The first morning of the campout, everyone was sharing stories of the freezing cold night, but not a word was heard from the Mutha Hubba gang. In fact, all occupants of the Mutha Hubba HP tent had kept warm all through the night, apparently oblivious to the teeth chattering in the neighboring tents.
If you’re like most people I know, you only own one tent, and it fits your outdoorsman style. Some campers I know are fair-weather friends, lacing up their hiking boots only after the temperatures rise above 75 degrees, but others I know are outdoor sleepers by nature and look for any excuse to pop a tent on their back and climb a mountain or two.
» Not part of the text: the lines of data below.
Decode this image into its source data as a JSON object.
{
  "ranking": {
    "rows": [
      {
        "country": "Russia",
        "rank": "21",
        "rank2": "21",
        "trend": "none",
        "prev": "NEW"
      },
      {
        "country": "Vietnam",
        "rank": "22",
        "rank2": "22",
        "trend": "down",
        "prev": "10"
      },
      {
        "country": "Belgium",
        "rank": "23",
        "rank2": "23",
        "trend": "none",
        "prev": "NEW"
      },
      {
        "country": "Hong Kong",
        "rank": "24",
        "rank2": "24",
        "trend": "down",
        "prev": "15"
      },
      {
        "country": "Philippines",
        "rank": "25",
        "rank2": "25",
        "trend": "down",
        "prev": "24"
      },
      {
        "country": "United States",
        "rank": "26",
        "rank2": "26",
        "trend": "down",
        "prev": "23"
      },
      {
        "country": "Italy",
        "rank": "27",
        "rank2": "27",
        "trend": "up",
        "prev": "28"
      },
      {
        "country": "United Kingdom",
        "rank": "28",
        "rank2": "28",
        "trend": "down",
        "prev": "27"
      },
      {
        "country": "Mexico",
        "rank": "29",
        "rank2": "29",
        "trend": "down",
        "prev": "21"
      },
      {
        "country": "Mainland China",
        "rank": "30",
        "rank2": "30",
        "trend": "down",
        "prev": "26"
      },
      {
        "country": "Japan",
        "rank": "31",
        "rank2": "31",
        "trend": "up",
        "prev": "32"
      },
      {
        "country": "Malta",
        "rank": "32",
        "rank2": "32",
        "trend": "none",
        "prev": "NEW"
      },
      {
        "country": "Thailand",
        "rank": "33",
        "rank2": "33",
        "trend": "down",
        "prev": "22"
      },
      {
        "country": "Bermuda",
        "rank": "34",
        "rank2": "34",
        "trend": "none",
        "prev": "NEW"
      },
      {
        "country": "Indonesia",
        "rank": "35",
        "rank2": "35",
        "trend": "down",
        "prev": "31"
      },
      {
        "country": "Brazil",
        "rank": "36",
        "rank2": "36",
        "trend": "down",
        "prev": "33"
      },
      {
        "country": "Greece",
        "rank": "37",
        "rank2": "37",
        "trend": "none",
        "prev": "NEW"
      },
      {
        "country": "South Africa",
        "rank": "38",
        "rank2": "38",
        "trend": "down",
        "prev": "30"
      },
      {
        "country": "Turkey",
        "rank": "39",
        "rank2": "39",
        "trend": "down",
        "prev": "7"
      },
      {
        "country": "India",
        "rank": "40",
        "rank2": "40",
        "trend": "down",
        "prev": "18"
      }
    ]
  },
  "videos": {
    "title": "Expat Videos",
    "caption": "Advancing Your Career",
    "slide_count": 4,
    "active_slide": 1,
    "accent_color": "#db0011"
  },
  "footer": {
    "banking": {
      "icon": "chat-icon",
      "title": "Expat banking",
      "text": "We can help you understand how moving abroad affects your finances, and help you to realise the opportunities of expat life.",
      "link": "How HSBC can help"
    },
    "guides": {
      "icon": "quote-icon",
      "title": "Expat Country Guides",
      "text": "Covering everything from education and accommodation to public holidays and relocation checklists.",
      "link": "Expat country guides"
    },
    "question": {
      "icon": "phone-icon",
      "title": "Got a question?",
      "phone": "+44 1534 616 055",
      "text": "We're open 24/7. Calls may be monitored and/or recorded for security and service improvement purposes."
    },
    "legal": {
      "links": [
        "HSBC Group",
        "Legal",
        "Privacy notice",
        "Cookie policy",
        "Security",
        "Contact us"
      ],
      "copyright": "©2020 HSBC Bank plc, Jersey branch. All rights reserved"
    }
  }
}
If you’re a camper of the first kind, you might be fine with an exclusively mesh tent, like the regular line of Hubba tents, but if you’re more like the latter, the Mutha Hubba HP tent is the answer to extending your summer and thus your camping season.
Summer campers should be warned though, on our first outing with the Mutha Hubba HP this summer we made the mistake of putting the rain fly on our tent too early in the day, and then when we went to lie down for a midday nap, our tent was at least 10-20 degrees warmer than everyone else’s. So much so that we had everyone jumping from tent to tent to compare. While it was warm in all the tents, the Mutha Hubba HP was definitely the warmest. The next day we were able to leave the rain fly off during the day to allow more ventilation to make it more manageable, but it was still warmer than our campmate’s tents. Another option is to pitch your Hubba HP tent with just the rain fly and optional footprint for the ultimate in lightweight minimalist protection, which is another way to expand the usefulness of your tent. Unfortunately my wife refuses to go this route as it lacks the full fledged bug protection she insists upon.
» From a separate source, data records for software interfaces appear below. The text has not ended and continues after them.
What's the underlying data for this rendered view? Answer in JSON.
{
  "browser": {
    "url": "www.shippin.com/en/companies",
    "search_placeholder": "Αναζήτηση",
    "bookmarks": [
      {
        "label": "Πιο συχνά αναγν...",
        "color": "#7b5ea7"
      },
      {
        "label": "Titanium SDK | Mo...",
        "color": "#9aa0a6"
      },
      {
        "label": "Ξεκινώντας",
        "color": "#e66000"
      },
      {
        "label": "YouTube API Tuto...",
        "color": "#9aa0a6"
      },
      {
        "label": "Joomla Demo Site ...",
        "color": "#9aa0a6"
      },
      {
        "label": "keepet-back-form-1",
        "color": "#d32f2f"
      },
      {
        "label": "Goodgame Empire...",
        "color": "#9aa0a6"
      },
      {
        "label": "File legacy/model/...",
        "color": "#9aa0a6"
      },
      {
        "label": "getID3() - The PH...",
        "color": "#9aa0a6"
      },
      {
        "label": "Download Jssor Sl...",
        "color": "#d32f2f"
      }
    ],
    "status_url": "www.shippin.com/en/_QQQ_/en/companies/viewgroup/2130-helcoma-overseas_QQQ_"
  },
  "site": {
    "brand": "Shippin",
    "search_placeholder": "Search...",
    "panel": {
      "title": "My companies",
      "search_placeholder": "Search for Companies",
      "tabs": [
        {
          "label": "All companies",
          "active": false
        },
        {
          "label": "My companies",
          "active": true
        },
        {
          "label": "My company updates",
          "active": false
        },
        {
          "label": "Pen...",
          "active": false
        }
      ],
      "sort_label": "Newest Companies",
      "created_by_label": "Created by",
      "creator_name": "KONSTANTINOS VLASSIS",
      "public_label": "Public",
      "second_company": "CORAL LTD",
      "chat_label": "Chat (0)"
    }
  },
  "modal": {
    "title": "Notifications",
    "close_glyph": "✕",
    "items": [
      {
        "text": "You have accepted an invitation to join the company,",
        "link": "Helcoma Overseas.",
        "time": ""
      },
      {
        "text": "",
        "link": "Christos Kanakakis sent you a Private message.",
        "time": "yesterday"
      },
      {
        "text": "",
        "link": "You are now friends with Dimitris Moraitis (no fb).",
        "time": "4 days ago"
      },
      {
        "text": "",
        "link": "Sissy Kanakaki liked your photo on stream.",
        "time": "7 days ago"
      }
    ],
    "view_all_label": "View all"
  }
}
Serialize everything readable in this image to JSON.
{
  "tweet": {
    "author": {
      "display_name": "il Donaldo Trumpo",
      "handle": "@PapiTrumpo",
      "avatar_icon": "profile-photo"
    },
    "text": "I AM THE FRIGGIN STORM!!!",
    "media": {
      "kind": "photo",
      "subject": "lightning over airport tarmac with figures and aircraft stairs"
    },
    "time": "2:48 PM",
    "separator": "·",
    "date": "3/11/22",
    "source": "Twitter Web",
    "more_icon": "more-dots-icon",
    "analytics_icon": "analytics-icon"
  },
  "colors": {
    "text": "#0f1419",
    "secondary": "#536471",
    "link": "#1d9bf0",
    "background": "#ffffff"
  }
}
Some other features we appreciate are the included gear lofts and multiple side pockets in the Mutha Hubba HP which allows you to store all your little odds and ends out of the way. Anyone that has ever camped with a baby (or my wife) knows this goes a long way in making your tent feel bigger. Paired with the hubbed poles that allow for maximum headroom by creating almost vertical walls and the bright fabrics that give the impression of space, the Hubba line feels exceptionally roomy.
Both the Hubba Hubbaand Mutha Hubba have two doors with vestibules so your dirty boots and backpacks can stay away from your sleeping bag while still being protected from the elements. And then, in what is possibly the most ingenious feature we’ve seen on a tent that really seems pretty basic is that the set up instructions for the tent are clearly sewn on the lid flap of the stuff sack for the tent. Brilliant, really.
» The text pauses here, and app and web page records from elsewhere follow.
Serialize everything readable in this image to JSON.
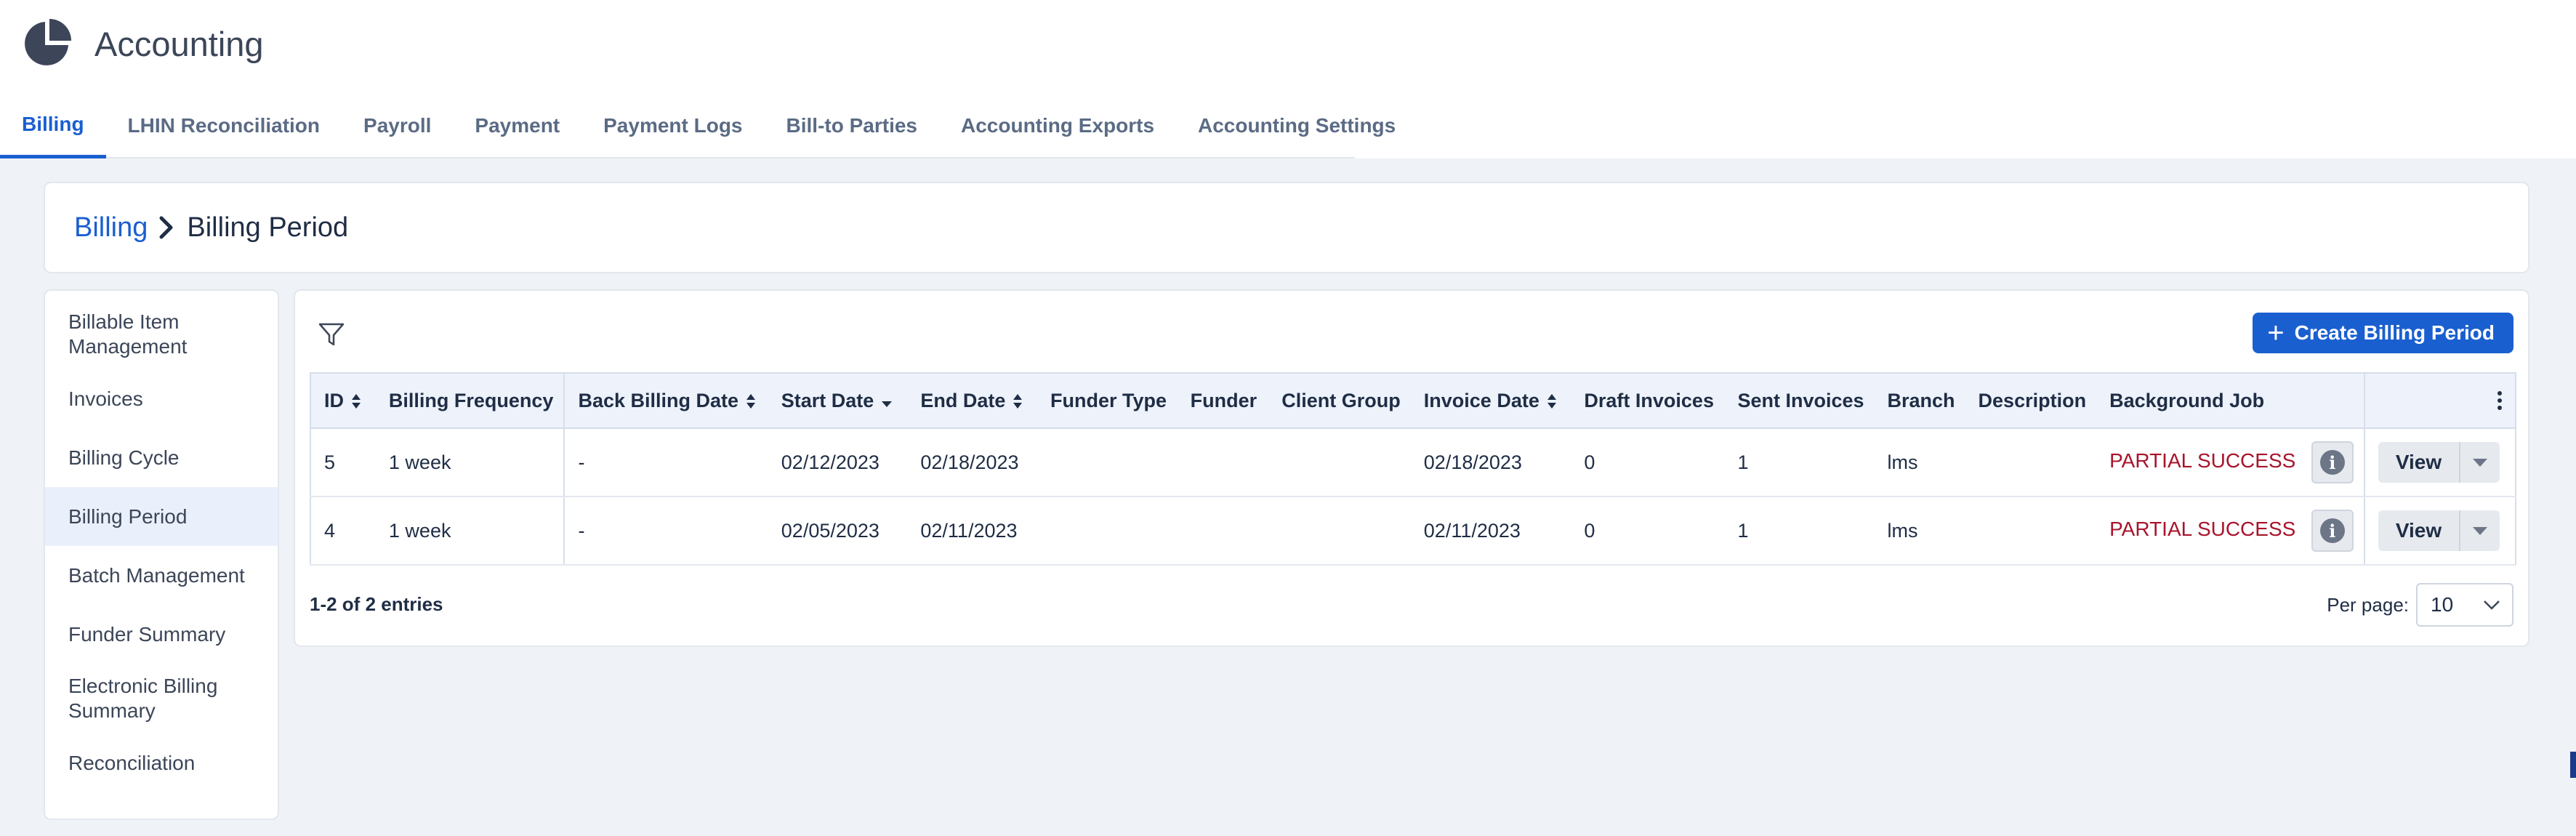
{
  "app": {
    "title": "Accounting",
    "icon": "pie-chart-icon"
  },
  "tabs": [
    {
      "label": "Billing",
      "active": true
    },
    {
      "label": "LHIN Reconciliation",
      "active": false
    },
    {
      "label": "Payroll",
      "active": false
    },
    {
      "label": "Payment",
      "active": false
    },
    {
      "label": "Payment Logs",
      "active": false
    },
    {
      "label": "Bill-to Parties",
      "active": false
    },
    {
      "label": "Accounting Exports",
      "active": false
    },
    {
      "label": "Accounting Settings",
      "active": false
    }
  ],
  "breadcrumb": {
    "parent": "Billing",
    "current": "Billing Period"
  },
  "sidenav": [
    {
      "label": "Billable Item Management",
      "active": false
    },
    {
      "label": "Invoices",
      "active": false
    },
    {
      "label": "Billing Cycle",
      "active": false
    },
    {
      "label": "Billing Period",
      "active": true
    },
    {
      "label": "Batch Management",
      "active": false
    },
    {
      "label": "Funder Summary",
      "active": false
    },
    {
      "label": "Electronic Billing Summary",
      "active": false
    },
    {
      "label": "Reconciliation",
      "active": false
    }
  ],
  "toolbar": {
    "create_label": "Create Billing Period"
  },
  "table": {
    "headers": {
      "id": "ID",
      "billing_frequency": "Billing Frequency",
      "back_billing_date": "Back Billing Date",
      "start_date": "Start Date",
      "end_date": "End Date",
      "funder_type": "Funder Type",
      "funder": "Funder",
      "client_group": "Client Group",
      "invoice_date": "Invoice Date",
      "draft_invoices": "Draft Invoices",
      "sent_invoices": "Sent Invoices",
      "branch": "Branch",
      "description": "Description",
      "background_job": "Background Job"
    },
    "rows": [
      {
        "id": "5",
        "billing_frequency": "1 week",
        "back_billing_date": "-",
        "start_date": "02/12/2023",
        "end_date": "02/18/2023",
        "funder_type": "",
        "funder": "",
        "client_group": "",
        "invoice_date": "02/18/2023",
        "draft_invoices": "0",
        "sent_invoices": "1",
        "branch": "lms",
        "description": "",
        "background_job": "PARTIAL SUCCESS",
        "action": "View"
      },
      {
        "id": "4",
        "billing_frequency": "1 week",
        "back_billing_date": "-",
        "start_date": "02/05/2023",
        "end_date": "02/11/2023",
        "funder_type": "",
        "funder": "",
        "client_group": "",
        "invoice_date": "02/11/2023",
        "draft_invoices": "0",
        "sent_invoices": "1",
        "branch": "lms",
        "description": "",
        "background_job": "PARTIAL SUCCESS",
        "action": "View"
      }
    ]
  },
  "footer": {
    "entries": "1-2 of 2 entries",
    "per_page_label": "Per page:",
    "per_page_value": "10"
  },
  "colors": {
    "accent": "#1a5fd0",
    "status_error": "#a8142b",
    "background": "#eff2f6"
  }
}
Specifications of the Mutha Hubba HP from the MSR website:
6 lbs 4 oz / 2850 g
6 lbs 13 oz / 3090 g
Fly with Footprint Weight
4 lbs 13 oz / 2200 g
40 sq. ft / 3.7 sq. m
14 (7 + 7) sq. ft / 1.35 (.675 + .675) sq. m
105 cu. ft / 2945 liters
22 (11 + 11) cu. ft / 623 (311.5 + 311.5) liters
46 in / 117 cm
19 x 8 in / 47 x 20 cm
Number of Doors
Number of Poles
Number of Stakes
20D x 330T ripstop nylon 66 1000mm polyurethane & silicone coated
20D x 330T ripstop nylon 66 & DWR
20D polyester mesh
40D x 238T ripstop nylon 6 10000mm polyurethane & DWR coated
Country of Origin
Price: $550 for the Mutha Hubba HP reviewed here, $400 for the Mutha Hubba regular series.
Overall: With a range of tent sizes as well as options for any climate, MSR Hubba series tents have got you covered.